Element data from apps and pages
*** Block opens ***

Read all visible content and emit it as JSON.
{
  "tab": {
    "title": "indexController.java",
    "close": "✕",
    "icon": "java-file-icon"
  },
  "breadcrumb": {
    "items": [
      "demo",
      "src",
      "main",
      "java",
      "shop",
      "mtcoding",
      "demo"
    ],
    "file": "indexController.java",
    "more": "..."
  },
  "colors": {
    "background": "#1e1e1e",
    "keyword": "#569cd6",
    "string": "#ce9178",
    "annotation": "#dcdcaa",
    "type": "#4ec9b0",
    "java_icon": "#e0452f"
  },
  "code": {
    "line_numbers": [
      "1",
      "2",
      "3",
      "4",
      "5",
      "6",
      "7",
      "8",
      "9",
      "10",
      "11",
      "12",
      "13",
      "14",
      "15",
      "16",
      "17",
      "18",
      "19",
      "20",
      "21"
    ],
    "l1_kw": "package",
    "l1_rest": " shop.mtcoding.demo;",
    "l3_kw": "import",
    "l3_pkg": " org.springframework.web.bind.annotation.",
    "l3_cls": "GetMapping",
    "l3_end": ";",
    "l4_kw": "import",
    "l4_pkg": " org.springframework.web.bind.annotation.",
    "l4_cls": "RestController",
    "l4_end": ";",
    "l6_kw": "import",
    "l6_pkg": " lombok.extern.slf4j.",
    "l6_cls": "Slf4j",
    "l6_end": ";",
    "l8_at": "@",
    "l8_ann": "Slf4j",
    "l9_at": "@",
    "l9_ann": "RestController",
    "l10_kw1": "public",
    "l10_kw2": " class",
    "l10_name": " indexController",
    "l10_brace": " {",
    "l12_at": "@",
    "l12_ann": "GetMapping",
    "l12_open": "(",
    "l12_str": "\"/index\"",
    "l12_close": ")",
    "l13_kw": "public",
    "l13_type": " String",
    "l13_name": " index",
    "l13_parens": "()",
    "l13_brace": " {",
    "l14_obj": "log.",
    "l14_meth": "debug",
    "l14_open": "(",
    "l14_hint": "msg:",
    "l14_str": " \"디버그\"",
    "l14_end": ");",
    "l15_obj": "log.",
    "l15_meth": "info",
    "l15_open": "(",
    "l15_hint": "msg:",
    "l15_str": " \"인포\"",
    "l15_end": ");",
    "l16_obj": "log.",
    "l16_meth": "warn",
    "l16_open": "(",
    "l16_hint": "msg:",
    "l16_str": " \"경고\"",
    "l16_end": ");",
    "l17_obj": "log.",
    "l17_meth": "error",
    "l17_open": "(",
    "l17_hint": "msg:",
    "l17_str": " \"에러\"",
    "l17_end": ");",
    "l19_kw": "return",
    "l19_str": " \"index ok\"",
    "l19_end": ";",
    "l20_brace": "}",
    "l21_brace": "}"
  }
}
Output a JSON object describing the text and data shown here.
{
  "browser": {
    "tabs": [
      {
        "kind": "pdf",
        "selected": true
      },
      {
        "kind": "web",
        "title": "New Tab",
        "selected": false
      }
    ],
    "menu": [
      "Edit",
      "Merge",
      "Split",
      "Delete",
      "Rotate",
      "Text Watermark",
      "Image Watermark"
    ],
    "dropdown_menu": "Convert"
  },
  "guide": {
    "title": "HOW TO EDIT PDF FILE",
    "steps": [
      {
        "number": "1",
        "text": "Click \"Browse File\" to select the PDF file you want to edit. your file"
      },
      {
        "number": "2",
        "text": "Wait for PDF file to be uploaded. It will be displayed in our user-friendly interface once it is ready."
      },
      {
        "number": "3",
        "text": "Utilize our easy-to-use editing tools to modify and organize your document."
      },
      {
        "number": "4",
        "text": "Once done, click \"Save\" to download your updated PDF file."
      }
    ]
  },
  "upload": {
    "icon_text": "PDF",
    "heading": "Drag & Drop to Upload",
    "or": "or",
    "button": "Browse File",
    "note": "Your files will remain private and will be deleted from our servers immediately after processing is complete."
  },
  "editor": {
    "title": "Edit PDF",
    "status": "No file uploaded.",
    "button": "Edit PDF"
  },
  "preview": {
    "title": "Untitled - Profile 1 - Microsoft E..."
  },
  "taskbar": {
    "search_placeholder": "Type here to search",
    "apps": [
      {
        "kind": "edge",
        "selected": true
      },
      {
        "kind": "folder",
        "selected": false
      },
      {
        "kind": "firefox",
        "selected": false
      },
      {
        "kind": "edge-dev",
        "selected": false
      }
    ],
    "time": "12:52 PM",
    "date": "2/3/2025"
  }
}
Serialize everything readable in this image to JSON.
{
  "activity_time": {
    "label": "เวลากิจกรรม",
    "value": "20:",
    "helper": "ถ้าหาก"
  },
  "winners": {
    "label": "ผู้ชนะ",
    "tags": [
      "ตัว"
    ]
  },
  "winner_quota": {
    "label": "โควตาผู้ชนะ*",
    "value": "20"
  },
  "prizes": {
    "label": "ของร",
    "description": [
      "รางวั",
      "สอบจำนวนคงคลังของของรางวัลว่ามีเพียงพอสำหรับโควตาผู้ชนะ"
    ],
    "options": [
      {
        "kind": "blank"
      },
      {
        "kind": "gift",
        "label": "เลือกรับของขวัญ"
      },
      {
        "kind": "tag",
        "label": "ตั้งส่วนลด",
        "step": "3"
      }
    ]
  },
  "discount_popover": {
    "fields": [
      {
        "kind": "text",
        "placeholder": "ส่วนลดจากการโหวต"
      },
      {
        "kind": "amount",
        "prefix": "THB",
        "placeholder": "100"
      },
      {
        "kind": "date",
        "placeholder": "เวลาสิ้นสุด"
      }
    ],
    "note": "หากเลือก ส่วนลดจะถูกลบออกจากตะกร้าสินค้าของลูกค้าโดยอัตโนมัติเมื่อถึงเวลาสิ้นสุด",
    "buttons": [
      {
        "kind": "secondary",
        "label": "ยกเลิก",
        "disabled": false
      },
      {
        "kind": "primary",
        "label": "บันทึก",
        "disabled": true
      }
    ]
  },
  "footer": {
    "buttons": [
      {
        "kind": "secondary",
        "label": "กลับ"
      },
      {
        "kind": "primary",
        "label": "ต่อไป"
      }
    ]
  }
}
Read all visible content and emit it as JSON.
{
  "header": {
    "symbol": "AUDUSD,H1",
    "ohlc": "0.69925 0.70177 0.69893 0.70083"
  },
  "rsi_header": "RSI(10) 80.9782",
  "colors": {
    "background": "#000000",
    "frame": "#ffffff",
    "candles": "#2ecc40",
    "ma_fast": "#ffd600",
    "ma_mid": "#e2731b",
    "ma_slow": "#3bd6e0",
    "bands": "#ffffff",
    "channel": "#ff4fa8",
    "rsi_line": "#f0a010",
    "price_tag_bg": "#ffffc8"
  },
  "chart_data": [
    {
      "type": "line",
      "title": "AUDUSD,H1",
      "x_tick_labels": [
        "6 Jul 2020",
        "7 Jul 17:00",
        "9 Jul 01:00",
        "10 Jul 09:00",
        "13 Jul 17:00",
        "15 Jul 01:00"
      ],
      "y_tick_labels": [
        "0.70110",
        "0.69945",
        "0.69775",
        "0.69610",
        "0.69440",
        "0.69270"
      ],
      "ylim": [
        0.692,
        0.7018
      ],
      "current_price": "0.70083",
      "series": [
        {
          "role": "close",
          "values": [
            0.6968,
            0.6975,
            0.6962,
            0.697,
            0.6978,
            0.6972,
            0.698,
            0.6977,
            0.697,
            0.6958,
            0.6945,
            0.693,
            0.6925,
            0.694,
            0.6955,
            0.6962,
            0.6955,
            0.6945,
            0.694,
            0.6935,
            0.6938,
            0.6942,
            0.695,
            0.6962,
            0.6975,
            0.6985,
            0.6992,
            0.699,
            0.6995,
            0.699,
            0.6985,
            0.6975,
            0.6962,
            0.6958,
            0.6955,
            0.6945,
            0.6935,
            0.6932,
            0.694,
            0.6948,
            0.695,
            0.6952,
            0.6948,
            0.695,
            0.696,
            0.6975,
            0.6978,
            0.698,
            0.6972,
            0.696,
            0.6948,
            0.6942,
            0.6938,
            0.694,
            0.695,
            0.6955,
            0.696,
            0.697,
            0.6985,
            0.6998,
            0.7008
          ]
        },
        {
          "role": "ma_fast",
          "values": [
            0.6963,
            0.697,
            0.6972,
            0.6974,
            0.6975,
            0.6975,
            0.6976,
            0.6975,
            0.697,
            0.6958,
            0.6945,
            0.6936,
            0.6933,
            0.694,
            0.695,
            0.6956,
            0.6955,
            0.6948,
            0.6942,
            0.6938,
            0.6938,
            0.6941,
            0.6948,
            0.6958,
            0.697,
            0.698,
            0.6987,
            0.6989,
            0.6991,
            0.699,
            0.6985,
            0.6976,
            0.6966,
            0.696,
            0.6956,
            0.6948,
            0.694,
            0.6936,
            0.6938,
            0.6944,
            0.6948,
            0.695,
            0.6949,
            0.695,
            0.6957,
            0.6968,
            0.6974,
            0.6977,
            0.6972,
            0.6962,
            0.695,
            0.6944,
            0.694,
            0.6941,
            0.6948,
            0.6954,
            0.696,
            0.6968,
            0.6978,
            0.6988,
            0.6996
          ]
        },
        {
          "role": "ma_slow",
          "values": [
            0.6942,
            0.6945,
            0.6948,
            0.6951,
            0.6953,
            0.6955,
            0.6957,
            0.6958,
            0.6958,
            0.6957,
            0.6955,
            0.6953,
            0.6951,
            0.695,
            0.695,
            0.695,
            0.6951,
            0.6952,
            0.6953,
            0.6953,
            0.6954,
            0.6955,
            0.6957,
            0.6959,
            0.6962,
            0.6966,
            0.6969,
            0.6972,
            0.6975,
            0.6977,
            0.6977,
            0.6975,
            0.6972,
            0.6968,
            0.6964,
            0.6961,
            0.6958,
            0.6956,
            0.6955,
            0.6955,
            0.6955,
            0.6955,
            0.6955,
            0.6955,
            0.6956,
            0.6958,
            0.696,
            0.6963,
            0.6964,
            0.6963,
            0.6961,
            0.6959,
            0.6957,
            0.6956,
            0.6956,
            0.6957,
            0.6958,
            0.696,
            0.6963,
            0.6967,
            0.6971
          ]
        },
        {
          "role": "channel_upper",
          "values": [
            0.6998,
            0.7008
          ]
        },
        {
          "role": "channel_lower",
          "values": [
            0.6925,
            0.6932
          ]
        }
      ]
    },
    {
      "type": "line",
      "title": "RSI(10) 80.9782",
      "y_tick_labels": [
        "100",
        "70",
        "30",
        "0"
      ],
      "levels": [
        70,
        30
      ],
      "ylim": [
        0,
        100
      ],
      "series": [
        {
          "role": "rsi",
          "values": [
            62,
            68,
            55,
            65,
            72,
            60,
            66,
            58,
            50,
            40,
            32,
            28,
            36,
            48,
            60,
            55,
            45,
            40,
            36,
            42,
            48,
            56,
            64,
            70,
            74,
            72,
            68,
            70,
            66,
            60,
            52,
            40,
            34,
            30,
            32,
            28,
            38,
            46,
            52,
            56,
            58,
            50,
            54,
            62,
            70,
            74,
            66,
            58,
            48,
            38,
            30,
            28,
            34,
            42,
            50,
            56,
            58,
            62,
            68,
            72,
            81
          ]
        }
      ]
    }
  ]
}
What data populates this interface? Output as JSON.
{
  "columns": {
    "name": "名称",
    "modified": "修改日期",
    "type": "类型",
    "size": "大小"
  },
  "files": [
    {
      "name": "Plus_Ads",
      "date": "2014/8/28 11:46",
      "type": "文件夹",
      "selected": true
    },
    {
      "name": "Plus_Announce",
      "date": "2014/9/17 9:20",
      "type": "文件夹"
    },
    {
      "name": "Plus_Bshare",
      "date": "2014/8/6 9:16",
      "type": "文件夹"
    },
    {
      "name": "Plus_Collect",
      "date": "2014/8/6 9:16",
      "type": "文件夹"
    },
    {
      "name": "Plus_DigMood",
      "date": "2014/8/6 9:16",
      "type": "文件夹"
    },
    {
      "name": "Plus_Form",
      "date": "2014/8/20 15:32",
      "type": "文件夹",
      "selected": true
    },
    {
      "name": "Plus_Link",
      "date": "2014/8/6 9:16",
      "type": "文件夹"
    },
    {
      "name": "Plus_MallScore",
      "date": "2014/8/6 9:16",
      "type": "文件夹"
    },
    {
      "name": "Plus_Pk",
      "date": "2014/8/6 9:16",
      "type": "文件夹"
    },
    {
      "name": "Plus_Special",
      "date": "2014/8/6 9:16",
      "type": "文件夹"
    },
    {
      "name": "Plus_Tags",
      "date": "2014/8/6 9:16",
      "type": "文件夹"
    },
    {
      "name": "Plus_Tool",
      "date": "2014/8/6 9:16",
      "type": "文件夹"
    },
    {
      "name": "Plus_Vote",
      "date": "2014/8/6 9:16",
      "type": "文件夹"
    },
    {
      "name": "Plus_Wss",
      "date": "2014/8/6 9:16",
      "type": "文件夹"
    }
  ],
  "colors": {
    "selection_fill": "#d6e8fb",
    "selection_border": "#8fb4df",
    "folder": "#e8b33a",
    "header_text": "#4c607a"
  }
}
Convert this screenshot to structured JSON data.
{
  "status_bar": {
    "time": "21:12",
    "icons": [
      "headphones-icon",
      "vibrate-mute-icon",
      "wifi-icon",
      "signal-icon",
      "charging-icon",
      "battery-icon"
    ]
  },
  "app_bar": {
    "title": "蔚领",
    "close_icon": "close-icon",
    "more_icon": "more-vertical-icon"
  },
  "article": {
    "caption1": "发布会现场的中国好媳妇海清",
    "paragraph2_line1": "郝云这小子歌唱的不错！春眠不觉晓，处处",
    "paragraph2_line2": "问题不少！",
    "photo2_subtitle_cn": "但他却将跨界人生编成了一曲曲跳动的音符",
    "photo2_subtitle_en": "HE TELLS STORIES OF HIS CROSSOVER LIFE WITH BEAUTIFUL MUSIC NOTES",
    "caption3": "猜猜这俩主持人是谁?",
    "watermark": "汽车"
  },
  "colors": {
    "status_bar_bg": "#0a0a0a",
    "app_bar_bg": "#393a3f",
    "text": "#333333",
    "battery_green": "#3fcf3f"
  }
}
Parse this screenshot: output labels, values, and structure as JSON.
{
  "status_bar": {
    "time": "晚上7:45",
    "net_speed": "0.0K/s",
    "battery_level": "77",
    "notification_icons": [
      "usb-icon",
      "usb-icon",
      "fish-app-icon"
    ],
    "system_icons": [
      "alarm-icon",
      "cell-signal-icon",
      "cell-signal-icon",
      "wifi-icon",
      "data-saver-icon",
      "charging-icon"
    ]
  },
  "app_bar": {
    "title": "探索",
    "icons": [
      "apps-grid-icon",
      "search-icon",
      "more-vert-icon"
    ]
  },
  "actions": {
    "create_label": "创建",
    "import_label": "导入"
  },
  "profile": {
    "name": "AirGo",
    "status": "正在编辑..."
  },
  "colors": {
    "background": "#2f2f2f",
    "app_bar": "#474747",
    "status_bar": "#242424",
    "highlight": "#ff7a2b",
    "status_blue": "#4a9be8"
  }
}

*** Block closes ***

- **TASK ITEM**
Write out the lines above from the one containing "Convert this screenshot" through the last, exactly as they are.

- **WRITTEN SOLUTION**
Convert this screenshot to structured JSON data.
{
  "status_bar": {
    "time": "21:12",
    "icons": [
      "headphones-icon",
      "vibrate-mute-icon",
      "wifi-icon",
      "signal-icon",
      "charging-icon",
      "battery-icon"
    ]
  },
  "app_bar": {
    "title": "蔚领",
    "close_icon": "close-icon",
    "more_icon": "more-vertical-icon"
  },
  "article": {
    "caption1": "发布会现场的中国好媳妇海清",
    "paragraph2_line1": "郝云这小子歌唱的不错！春眠不觉晓，处处",
    "paragraph2_line2": "问题不少！",
    "photo2_subtitle_cn": "但他却将跨界人生编成了一曲曲跳动的音符",
    "photo2_subtitle_en": "HE TELLS STORIES OF HIS CROSSOVER LIFE WITH BEAUTIFUL MUSIC NOTES",
    "caption3": "猜猜这俩主持人是谁?",
    "watermark": "汽车"
  },
  "colors": {
    "status_bar_bg": "#0a0a0a",
    "app_bar_bg": "#393a3f",
    "text": "#333333",
    "battery_green": "#3fcf3f"
  }
}
Parse this screenshot: output labels, values, and structure as JSON.
{
  "status_bar": {
    "time": "晚上7:45",
    "net_speed": "0.0K/s",
    "battery_level": "77",
    "notification_icons": [
      "usb-icon",
      "usb-icon",
      "fish-app-icon"
    ],
    "system_icons": [
      "alarm-icon",
      "cell-signal-icon",
      "cell-signal-icon",
      "wifi-icon",
      "data-saver-icon",
      "charging-icon"
    ]
  },
  "app_bar": {
    "title": "探索",
    "icons": [
      "apps-grid-icon",
      "search-icon",
      "more-vert-icon"
    ]
  },
  "actions": {
    "create_label": "创建",
    "import_label": "导入"
  },
  "profile": {
    "name": "AirGo",
    "status": "正在编辑..."
  },
  "colors": {
    "background": "#2f2f2f",
    "app_bar": "#474747",
    "status_bar": "#242424",
    "highlight": "#ff7a2b",
    "status_blue": "#4a9be8"
  }
}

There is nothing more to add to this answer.